The owners, Harold Gold and Max I. Million, are responsible for amassing the store's 50,000-odd LPs and 45s, as well as extensive music memorabilia that goes well beyond the last four decades of music and culture. On Friday, they announced the closing with an eBay ad as bright and eclectic as their store— "LeGeNDaRY PHiLLY RoCK 'N RoLL ReCoRD SToRe iNVeNToRY 4 SaLe," it reads.

The Ramones peer through shades  to sign autographs
Scott Weiner
The Ramones peer through shades  to sign autographs

Everything in the store — from records to memorabilia — is on sale for 33 percent off (in honor of the RPMs). They want to sell most of their merchandise before they close for good.

Gold Million had already downsized once, in 2004 when it moved from Ardmore to Bryn Mawr and changed names. This will be a long undertaking, considering the extent of their collection. Though the store seems packed with vintage goods (it doesn't sell new releases), Gold and Million have even more merchandise and records at their apartment above the store, and the basement.
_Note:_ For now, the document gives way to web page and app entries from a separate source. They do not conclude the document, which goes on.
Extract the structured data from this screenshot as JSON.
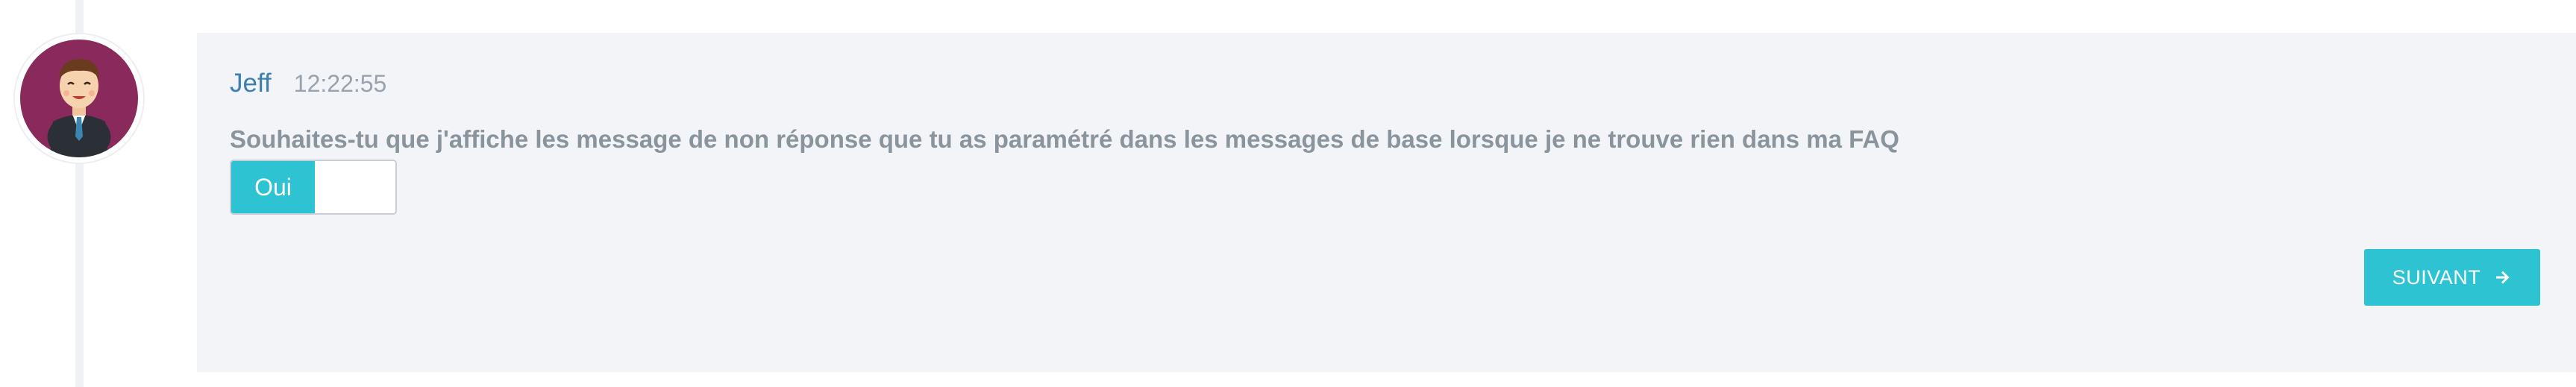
{
  "message": {
    "author": "Jeff",
    "timestamp": "12:22:55",
    "question": "Souhaites-tu que j'affiche les message de non réponse que tu as paramétré dans les messages de base lorsque je ne trouve rien dans ma FAQ"
  },
  "toggle": {
    "on_label": "Oui",
    "state": "on"
  },
  "actions": {
    "next_label": "SUIVANT",
    "next_icon": "arrow-right-icon"
  },
  "colors": {
    "accent": "#2ec3d3",
    "author": "#3d7fb0",
    "panel_bg": "#f3f4f8",
    "avatar_bg": "#8a2a5c"
  }
}
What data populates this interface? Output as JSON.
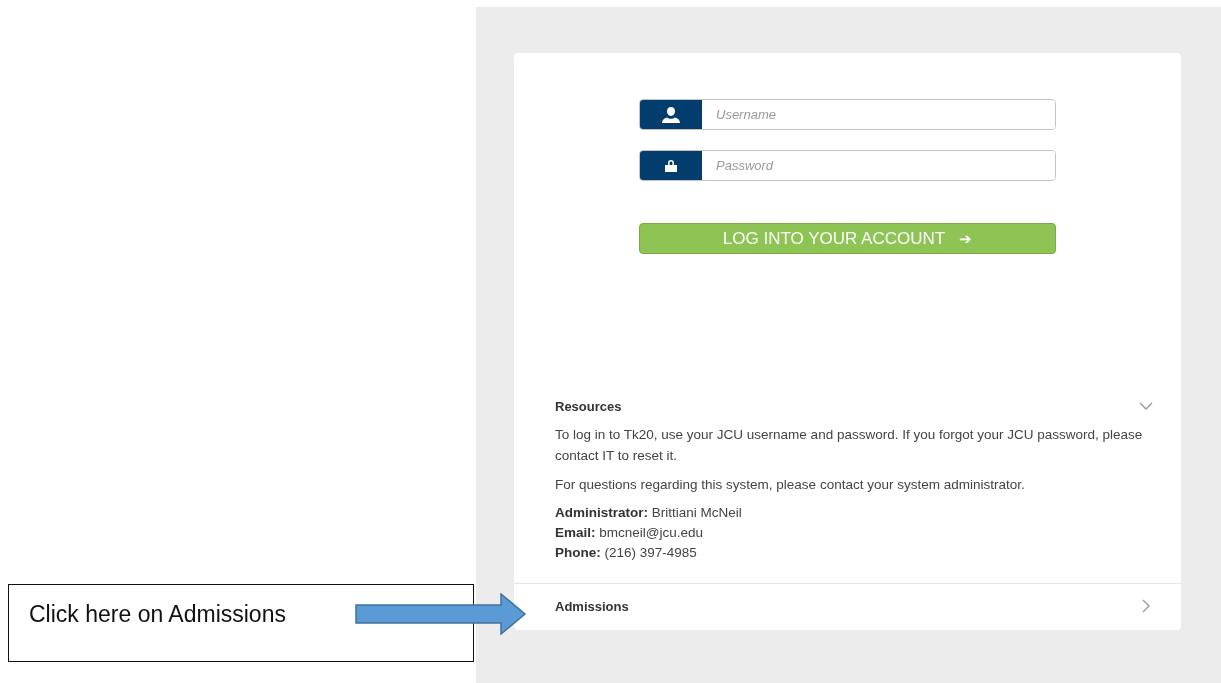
{
  "login": {
    "fields": [
      {
        "kind": "user",
        "placeholder": "Username"
      },
      {
        "kind": "lock",
        "placeholder": "Password"
      }
    ],
    "button": {
      "label": "LOG INTO YOUR ACCOUNT",
      "arrow": "➔"
    }
  },
  "sections": [
    {
      "title": "Resources",
      "expanded": true,
      "paragraphs": [
        "To log in to Tk20, use your JCU username and password. If you forgot your JCU password, please contact IT to reset it.",
        "For questions regarding this system, please contact your system administrator."
      ],
      "contacts": [
        {
          "label": "Administrator:",
          "value": "Brittiani McNeil"
        },
        {
          "label": "Email:",
          "value": "bmcneil@jcu.edu"
        },
        {
          "label": "Phone:",
          "value": "(216) 397-4985"
        }
      ]
    },
    {
      "title": "Admissions",
      "expanded": false
    }
  ],
  "callout": {
    "text": "Click here on Admissions"
  }
}
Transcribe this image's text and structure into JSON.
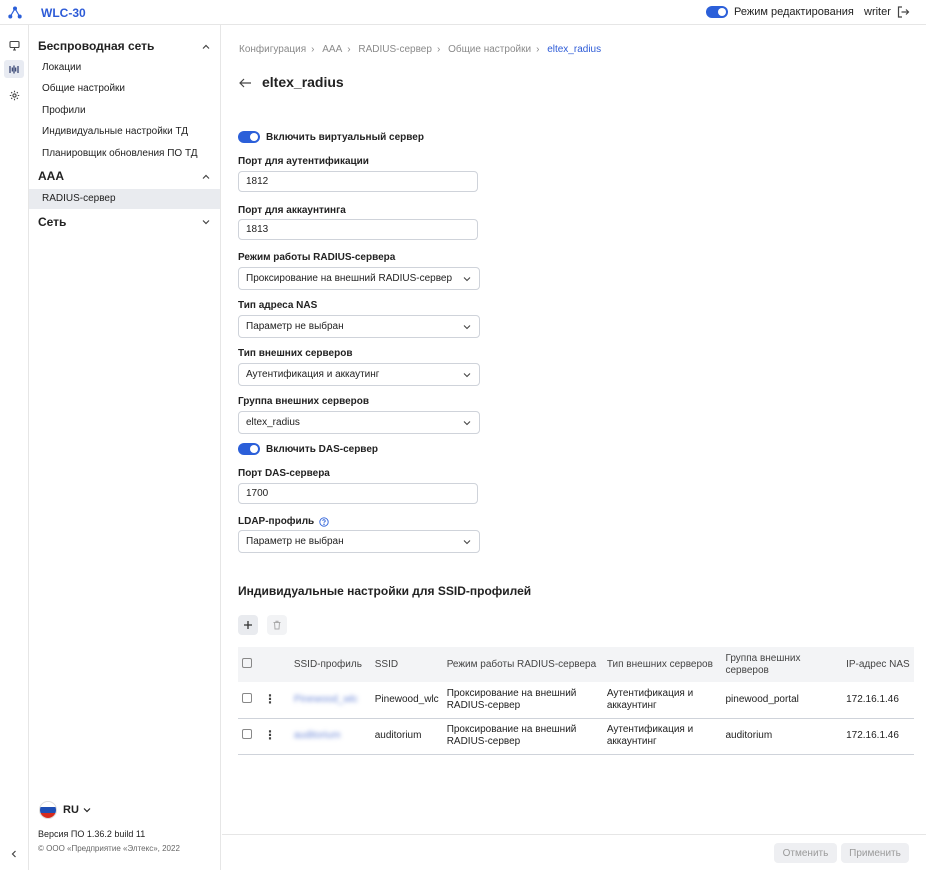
{
  "app": {
    "title": "WLC-30",
    "edit_mode_label": "Режим редактирования",
    "username": "writer"
  },
  "sidebar": {
    "sections": [
      {
        "title": "Беспроводная сеть",
        "items": [
          "Локации",
          "Общие настройки",
          "Профили",
          "Индивидуальные настройки ТД",
          "Планировщик обновления ПО ТД"
        ]
      },
      {
        "title": "AAA",
        "items": [
          "RADIUS-сервер"
        ]
      },
      {
        "title": "Сеть",
        "items": []
      }
    ],
    "language": "RU",
    "version": "Версия ПО 1.36.2 build 11",
    "copyright": "© ООО «Предприятие «Элтекс», 2022"
  },
  "breadcrumb": [
    "Конфигурация",
    "AAA",
    "RADIUS-сервер",
    "Общие настройки",
    "eltex_radius"
  ],
  "page": {
    "title": "eltex_radius"
  },
  "form": {
    "virtual_server": {
      "label": "Включить виртуальный сервер",
      "enabled": true
    },
    "auth_port": {
      "label": "Порт для аутентификации",
      "value": "1812"
    },
    "acct_port": {
      "label": "Порт для аккаунтинга",
      "value": "1813"
    },
    "radius_mode": {
      "label": "Режим работы RADIUS-сервера",
      "value": "Проксирование на внешний RADIUS-сервер"
    },
    "nas_type": {
      "label": "Тип адреса NAS",
      "value": "Параметр не выбран"
    },
    "ext_type": {
      "label": "Тип внешних серверов",
      "value": "Аутентификация и аккаутинг"
    },
    "ext_group": {
      "label": "Группа внешних серверов",
      "value": "eltex_radius"
    },
    "das": {
      "label": "Включить DAS-сервер",
      "enabled": true
    },
    "das_port": {
      "label": "Порт DAS-сервера",
      "value": "1700"
    },
    "ldap": {
      "label": "LDAP-профиль",
      "value": "Параметр не выбран"
    }
  },
  "ssid_section": {
    "title": "Индивидуальные настройки для SSID-профилей",
    "columns": [
      "SSID-профиль",
      "SSID",
      "Режим работы RADIUS-сервера",
      "Тип внешних серверов",
      "Группа внешних серверов",
      "IP-адрес NAS"
    ],
    "rows": [
      {
        "profile": "Pinewood_wlc",
        "ssid": "Pinewood_wlc",
        "mode": "Проксирование на внешний RADIUS-сервер",
        "ext_type": "Аутентификация и аккаунтинг",
        "group": "pinewood_portal",
        "ip": "172.16.1.46"
      },
      {
        "profile": "auditorium",
        "ssid": "auditorium",
        "mode": "Проксирование на внешний RADIUS-сервер",
        "ext_type": "Аутентификация и аккаунтинг",
        "group": "auditorium",
        "ip": "172.16.1.46"
      }
    ]
  },
  "footer": {
    "cancel": "Отменить",
    "apply": "Применить"
  },
  "colors": {
    "accent": "#2b5fd9"
  }
}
Gold and Million plan on continuing to sell their wares online once they retire, but they look forward to spending more time traveling and with family.
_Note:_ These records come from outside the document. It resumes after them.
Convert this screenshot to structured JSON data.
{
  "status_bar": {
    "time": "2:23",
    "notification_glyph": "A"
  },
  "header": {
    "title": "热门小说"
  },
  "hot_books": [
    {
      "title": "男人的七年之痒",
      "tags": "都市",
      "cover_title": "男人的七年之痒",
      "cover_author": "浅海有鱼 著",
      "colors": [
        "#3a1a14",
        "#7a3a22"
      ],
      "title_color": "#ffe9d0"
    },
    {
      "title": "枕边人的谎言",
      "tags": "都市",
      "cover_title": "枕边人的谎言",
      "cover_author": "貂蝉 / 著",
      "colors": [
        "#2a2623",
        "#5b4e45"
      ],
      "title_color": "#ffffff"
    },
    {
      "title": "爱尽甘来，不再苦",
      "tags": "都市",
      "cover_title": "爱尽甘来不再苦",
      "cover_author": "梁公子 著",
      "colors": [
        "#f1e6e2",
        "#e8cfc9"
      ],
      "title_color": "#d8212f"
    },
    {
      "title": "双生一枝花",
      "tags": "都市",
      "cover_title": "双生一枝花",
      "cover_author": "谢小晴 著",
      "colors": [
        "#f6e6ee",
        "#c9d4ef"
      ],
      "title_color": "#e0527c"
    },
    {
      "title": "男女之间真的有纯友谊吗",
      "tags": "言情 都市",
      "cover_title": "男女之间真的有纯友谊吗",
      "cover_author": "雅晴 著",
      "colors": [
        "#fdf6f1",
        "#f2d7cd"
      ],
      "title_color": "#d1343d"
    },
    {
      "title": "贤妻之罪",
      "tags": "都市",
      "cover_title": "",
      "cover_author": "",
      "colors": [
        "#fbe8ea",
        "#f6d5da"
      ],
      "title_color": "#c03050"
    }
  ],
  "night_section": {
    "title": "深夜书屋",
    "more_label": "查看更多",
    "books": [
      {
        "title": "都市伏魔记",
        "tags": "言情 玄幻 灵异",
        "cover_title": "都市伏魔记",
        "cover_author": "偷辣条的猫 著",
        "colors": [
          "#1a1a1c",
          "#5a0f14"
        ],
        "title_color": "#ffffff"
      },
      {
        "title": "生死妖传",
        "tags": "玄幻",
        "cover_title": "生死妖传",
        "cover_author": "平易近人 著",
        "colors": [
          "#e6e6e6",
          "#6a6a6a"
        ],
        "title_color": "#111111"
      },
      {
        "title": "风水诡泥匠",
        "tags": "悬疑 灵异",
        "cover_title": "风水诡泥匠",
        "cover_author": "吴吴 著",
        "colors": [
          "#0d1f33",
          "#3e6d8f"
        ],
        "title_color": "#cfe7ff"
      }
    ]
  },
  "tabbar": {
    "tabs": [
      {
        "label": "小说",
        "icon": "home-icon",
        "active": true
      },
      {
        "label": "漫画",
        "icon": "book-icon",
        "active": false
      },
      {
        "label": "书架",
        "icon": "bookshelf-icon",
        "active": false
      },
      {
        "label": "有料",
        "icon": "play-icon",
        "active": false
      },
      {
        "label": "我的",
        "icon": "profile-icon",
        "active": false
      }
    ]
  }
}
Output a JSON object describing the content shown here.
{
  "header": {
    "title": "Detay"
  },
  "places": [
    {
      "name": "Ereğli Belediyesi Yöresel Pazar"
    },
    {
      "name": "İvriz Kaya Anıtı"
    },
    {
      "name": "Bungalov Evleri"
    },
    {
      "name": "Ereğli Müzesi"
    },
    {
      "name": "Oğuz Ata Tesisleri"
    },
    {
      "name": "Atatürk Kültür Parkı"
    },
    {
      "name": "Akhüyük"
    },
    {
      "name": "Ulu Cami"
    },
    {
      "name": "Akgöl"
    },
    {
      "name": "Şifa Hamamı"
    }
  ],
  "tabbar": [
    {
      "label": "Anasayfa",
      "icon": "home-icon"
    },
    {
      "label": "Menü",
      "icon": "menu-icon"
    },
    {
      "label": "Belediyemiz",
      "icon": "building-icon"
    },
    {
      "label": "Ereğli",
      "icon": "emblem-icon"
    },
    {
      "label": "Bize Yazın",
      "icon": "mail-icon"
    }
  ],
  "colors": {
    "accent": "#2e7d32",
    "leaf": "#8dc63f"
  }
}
The store has a floor-to-floor collage of photos and newspaper clippings, many signed, which document the store's illustrious guests.

Iggy Pop eats dog food in front of a crowd of fans
C
Iggy Pop eats dog food in front of a crowd of fans

"He's eating a can of dog food … and then he spit it out into the crowd, and he signed the wall, 'Iggy eats here,'" said Gold, describing a photo of a young Iggy Pop towering over a rapturous crowd in the original shop in Ardmore. The room is packed with long-haired teenagers.

"Right after we opened, this whole New Wave thing kicked in, and I worked in record companies, so I had contacts," Gold said of his famous visitors.

Million said they hosted most of their guests prior to the artists' careers taking off. She recalled, "They were babies at the time. The record company said, 'We have a brand-new artist, her name is Joan Jett, she's, like, sort of punky and wild. Would you consider having her come to sign some records?' I said, sure. We didn't even know who she was."

Although Gold Million served the Main Line and beyond, some of the customers included the artists who visited. "When the Runaways came with Joan Jett, they all bought Saturday Night Fever," said Gold, "and we had the police in here, they all bought jazz records." In the pre-internet era, the shop was vital to music culture, a place where fans' idols became real. The owners said most record stores have a specialty, but their shop has it all.

Joan Jett signs a fan’s chest
Scott Weiner
Joan Jett signs a fan’s chest

Along with the records, amassed mostly from private collectors and meticulously combed through, cleaned, and organized, the shop sells a  variety of artifacts. These includes racks of "new old stock" T's and sweatshirts, which Million said are the excess stock of vintage concert merchandise, preserved in their original condition by clothing companies and eventually sold off. The shop also sells "anything counterculture" — among the gems is a plastic-sleeved People magazine noting the death of John Lennon, several gold records, signed posters, art, and guitars, clocks, and other trinkets that Million creates from scratched records.

On their plans to close, Gold acknowledged, "It's surreal, a little, it's making us a little nervous."

"We don't really feel it yet, but just the thought of it makes our stomachs tingly," Million added.

"I think it was really huge for the community because a lot of the older community … they're still listening to records," said Million.

"And their kids are now our customers," said Gold, pointing out a woman and her son who were browsing through some Beatles albums.